agrarian labor camps outside the city. Only a few survived the
genocide that followed. As a result, few residents of Phnom Penh are
over 35. The loss of an entire generation created "a setting that's
very surreal to experience," Bunkley said.
He visited a former French colonial school building that had been a
torture chamber. The jailers photographed each person incarcerated
there, and the photos now pay silent homage to those who lost their
lives at the site.
"The pictures of the young women holding their small children were the
most disturbing to me, knowing their ultimate fate" Bunkley said. "You
could feel the heaviness of the evil that was perpetrated there."
He walked through the killing fields where men, women and children
were killed or died under harsh working conditions in the camps. Even
now, clothing, bones and teeth are exposed after each rain. Bunkley
described his experience: "As I walked through the field and trained
my eyes on these protruding testaments of discarded life, I was
greatly moved. Each one represented a person...a precious soul in the
sight of the Lord. What was their name? What was their age? Were they
married? Were they a father, a mother or a child? I couldn't help
asking myself these questions with each image I saw. Facing the
horrific evil man is capable of is overwhelming."
Every survivor had stories to tell of loved ones and entire family
heritages lost to the Khmer Rouge. Christians among the survivors were
eager to tell stories of grace among the horrors.
Bunkley told the story of a woman who barely escaped from the camp. At
the end of a long day of labor, she was lined up with others at the
edge of a large hole. One by one, the women were being killed with
farming tools and falling into a mass grave. When she stepped to the
edge, the killers, for unknown reasons, sent her back to camp. She was
shot in the leg during her eventual escape, and displayed her scars to
the American broadcasters. Now a believer, she gladly tells of the
forgiveness she offers to those who abused her.
A former Khmer Rouge officer told the Americans of some of the

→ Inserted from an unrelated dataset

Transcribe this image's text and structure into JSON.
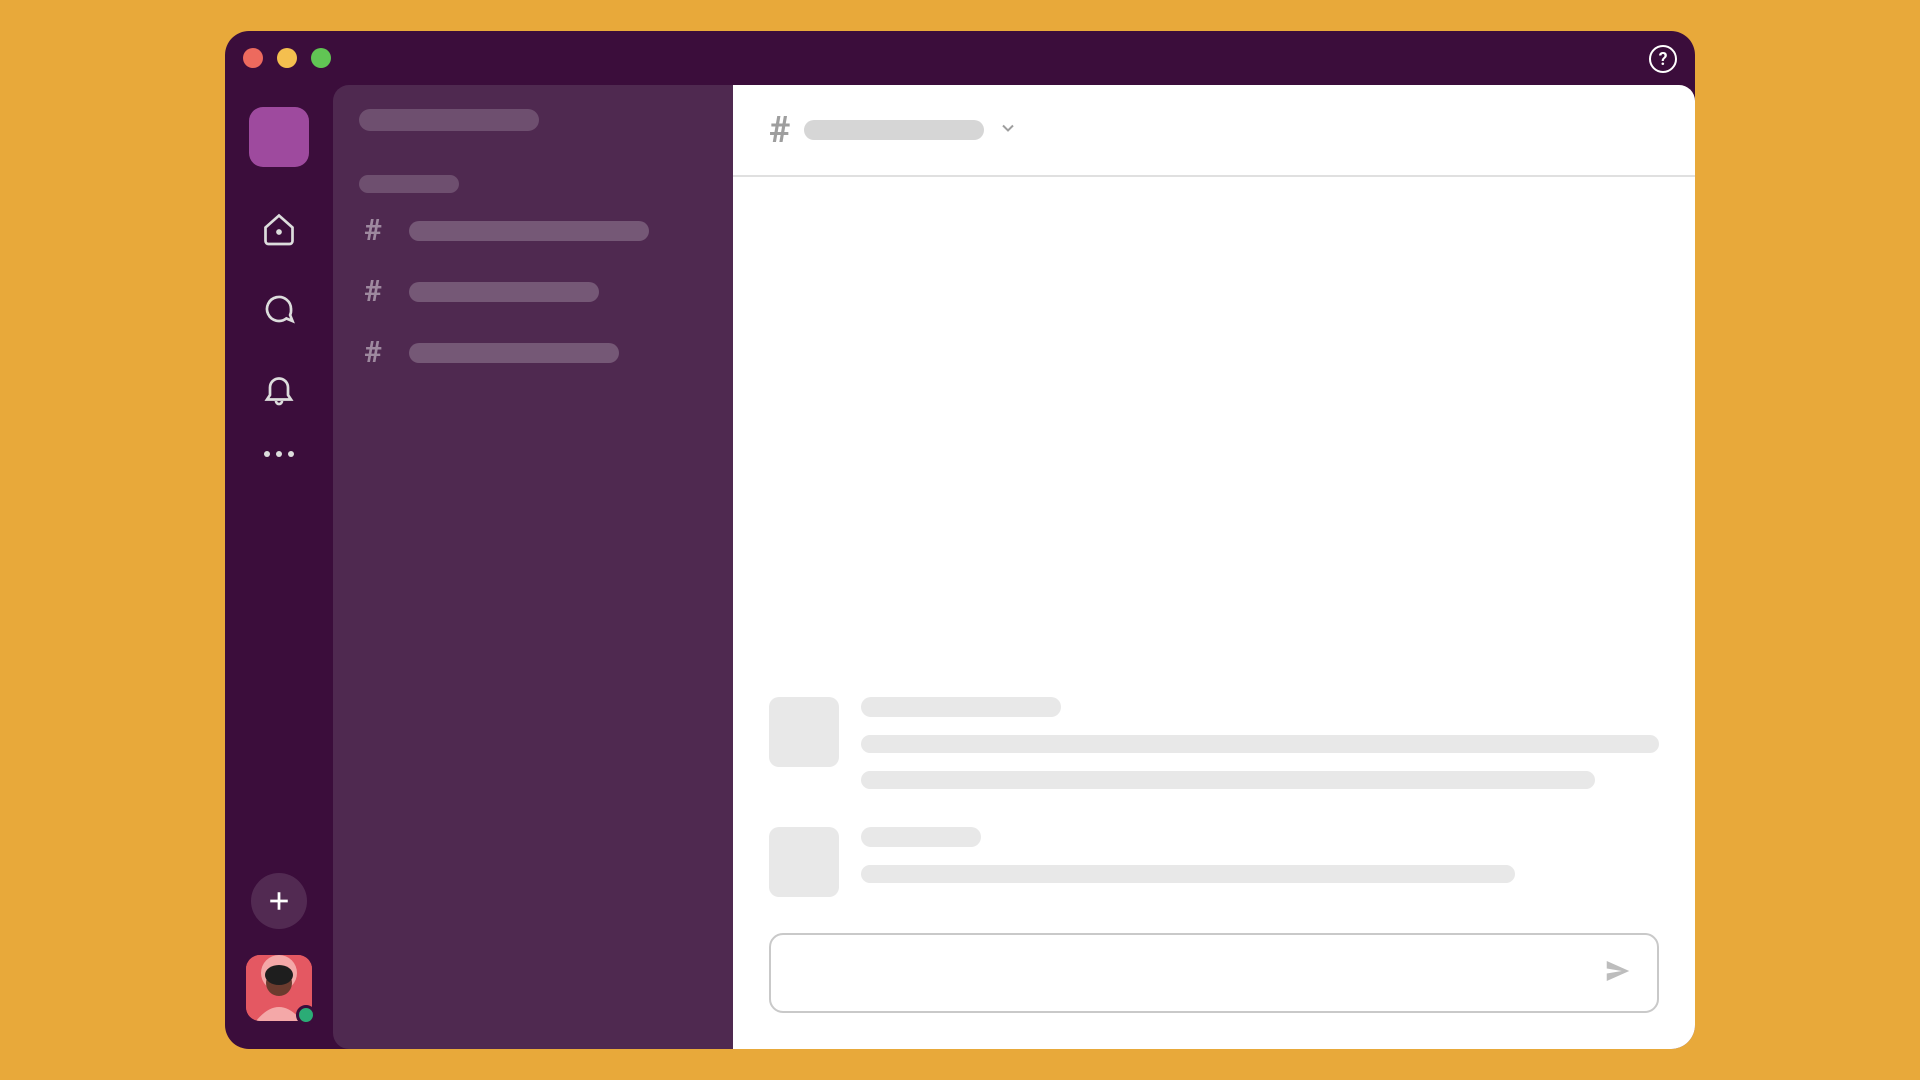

atrocities he had committed as part of Pol Pot's army. One of the
labor camp residents, at the risk of death, told this officer about
Jesus. The former Khmer Rouge officer is now a pastor in Phnom Penh.
The brave witness who had introduced him to Christ is one of the
regional directors of the Bible League, one of the Americans' hosts.
Their story is "a living testimony of forgiveness and restoration,"
Bunkley said. "I thought of the lion and the lamb one day lying down
Because of such witnesses, 3,000 Cambodians profess Christ monthly in
the mostly Buddhist nation. Although few of these new believers have
Bibles, they are discipled in small home churches. Some Christians,
like thousands of other Cambodians, are hired on three-year contracts
to work in foreign countries as cheap labor, so the believers are
trained to be missionaries wherever they work. They sometimes work in
areas that are closed to American missionaries. Getting Bibles to
these faithful lay missionaries is critical, Bunkley said.
Cambodian Christians in the recovering nation have much to teach us,
he said. He was moved in "seeing people with very little materially
[who are] so filled with the joy of the Lord. We are so handicapped
with all of our possessions."
For more information on sending Bibles to Cambodia/Southeast Asia,
call the Bible League at 1-800-yes-word (937-9673).